Fred Korematsu did not want to leave his home to go to a relocation camp after Executive Order 9066. Fred was arrested and convicted for not leaving. He appealed and lost and then got a trial at the U.S. Supreme Court.

Fred did have plastic surgery on his eyes to make him look like he was an American and not Japanese. He also changed his name to Clyde Sarah. On September 8, 1942 Fred was convicted and sentenced to five years of probation and was sent to an Assembly Center to live and then to a internment camp in Utah. In December 1944, he appealed all the way to the Supreme Court and the court said it was justified to put the Japanese-Americans in the internment camps for protection. In 1983, a judge in California overturned the conviction.

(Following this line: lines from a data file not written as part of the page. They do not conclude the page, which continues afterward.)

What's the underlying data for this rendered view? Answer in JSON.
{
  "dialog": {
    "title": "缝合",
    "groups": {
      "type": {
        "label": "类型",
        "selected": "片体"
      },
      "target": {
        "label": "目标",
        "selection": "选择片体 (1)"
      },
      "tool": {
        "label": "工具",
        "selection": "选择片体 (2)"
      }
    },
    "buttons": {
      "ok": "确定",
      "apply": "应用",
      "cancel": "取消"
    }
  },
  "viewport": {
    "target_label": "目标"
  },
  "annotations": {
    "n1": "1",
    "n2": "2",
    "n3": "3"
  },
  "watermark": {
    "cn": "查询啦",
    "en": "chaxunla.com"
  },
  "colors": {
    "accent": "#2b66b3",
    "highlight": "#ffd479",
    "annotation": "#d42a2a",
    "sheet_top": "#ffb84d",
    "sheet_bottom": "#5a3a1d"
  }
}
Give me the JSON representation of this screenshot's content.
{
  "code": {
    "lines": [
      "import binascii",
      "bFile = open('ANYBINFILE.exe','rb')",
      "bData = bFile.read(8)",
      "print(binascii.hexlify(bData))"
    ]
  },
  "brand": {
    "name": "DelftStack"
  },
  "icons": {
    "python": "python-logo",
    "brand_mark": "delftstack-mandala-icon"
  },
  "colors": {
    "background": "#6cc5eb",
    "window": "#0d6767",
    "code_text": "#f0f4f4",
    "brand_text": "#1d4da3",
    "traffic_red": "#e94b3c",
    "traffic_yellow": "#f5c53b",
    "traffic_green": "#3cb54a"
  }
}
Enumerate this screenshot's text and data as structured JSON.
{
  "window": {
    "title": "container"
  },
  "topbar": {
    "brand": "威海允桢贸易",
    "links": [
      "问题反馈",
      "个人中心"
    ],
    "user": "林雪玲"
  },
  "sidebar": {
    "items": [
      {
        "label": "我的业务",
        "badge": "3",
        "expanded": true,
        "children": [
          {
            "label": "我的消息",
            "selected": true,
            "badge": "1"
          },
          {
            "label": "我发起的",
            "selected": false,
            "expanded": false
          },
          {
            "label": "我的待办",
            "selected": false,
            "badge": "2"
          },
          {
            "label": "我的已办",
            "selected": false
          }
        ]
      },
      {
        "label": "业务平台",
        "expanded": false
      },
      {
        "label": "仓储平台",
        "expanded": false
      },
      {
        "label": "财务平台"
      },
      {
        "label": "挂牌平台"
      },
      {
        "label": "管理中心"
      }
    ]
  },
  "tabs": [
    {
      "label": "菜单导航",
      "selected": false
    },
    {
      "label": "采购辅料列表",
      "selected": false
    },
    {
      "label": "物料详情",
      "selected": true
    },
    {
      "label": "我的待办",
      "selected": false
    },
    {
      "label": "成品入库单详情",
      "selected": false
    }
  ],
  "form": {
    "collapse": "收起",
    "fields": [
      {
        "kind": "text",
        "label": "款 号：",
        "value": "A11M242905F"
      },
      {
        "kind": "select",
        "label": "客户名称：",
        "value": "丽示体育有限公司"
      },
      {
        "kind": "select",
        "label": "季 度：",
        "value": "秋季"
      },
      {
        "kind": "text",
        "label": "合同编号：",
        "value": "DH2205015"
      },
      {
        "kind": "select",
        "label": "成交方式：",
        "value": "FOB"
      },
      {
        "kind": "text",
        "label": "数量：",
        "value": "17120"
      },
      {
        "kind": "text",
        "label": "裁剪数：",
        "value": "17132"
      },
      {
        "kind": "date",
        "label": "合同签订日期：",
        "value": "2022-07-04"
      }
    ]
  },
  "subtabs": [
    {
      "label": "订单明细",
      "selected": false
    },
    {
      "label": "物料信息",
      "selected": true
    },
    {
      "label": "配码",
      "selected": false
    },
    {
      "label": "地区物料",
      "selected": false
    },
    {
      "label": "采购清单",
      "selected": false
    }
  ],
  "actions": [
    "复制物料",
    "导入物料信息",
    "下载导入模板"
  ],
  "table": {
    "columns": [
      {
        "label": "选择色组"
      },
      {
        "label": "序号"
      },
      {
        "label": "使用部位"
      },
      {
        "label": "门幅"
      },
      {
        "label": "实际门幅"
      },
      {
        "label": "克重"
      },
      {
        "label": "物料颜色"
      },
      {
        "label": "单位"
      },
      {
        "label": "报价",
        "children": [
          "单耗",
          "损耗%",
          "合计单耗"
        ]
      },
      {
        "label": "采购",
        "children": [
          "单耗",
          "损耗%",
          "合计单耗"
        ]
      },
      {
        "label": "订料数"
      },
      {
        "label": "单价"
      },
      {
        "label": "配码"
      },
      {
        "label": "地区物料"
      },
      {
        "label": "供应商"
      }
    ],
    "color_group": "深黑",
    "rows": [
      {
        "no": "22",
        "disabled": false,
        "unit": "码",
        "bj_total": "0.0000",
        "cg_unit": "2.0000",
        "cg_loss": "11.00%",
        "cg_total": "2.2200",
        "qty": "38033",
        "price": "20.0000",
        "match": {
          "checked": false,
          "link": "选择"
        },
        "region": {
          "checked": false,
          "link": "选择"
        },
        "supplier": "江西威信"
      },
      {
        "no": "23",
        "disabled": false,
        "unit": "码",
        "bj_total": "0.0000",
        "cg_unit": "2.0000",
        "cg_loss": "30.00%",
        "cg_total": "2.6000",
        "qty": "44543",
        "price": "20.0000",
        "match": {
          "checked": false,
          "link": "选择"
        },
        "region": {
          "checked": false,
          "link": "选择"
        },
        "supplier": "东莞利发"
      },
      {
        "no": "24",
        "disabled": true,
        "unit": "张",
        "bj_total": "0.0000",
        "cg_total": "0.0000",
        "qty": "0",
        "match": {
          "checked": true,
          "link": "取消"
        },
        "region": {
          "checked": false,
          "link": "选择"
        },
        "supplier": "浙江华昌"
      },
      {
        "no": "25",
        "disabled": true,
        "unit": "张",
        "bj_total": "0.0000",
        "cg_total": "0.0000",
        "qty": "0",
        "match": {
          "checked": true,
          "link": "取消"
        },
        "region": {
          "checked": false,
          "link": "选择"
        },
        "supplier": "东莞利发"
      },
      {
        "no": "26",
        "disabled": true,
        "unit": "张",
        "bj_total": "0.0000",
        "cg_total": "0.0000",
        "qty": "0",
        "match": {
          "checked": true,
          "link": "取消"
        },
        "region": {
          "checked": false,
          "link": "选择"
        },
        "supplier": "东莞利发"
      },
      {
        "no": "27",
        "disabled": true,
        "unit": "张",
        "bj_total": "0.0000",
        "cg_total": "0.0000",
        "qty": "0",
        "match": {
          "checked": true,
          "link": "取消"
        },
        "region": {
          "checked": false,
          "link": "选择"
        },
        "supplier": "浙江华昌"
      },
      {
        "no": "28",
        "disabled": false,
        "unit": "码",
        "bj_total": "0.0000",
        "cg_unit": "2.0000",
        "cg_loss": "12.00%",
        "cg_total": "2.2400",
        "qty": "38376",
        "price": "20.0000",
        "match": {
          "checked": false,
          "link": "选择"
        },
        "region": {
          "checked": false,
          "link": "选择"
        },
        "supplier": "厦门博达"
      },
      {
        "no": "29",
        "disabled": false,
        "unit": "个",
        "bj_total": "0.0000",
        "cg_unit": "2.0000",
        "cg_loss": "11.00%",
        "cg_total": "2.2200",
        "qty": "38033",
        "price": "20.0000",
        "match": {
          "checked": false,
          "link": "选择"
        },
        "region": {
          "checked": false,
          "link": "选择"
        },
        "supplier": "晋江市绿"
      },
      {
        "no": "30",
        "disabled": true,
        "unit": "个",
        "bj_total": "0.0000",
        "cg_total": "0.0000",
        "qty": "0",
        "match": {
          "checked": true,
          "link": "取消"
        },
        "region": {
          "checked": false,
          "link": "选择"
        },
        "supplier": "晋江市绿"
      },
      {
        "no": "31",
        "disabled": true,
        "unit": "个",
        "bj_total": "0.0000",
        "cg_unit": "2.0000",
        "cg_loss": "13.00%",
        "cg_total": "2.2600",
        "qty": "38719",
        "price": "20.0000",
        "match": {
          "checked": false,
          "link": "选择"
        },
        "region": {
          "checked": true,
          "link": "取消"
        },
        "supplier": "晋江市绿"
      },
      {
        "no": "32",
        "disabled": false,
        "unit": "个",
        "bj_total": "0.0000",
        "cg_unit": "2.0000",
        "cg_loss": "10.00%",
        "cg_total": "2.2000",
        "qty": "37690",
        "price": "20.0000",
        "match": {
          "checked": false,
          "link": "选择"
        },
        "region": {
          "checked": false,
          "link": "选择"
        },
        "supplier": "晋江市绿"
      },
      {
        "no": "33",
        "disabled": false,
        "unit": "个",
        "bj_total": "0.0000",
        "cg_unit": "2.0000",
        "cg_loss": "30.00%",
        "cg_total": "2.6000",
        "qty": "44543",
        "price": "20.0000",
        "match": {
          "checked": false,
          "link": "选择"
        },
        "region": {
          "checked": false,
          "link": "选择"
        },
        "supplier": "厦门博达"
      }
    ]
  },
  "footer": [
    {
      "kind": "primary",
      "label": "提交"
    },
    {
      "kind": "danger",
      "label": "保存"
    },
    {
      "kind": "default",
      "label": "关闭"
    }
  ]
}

Each survivor of the internment camps at the time of the overturn of the conviction was given $20,000. President Bush wrote a formal apology to each survivor as well. On August 10, 1988 Reagan signed the Redress and Reparations legislation into law.

Fred Korematsu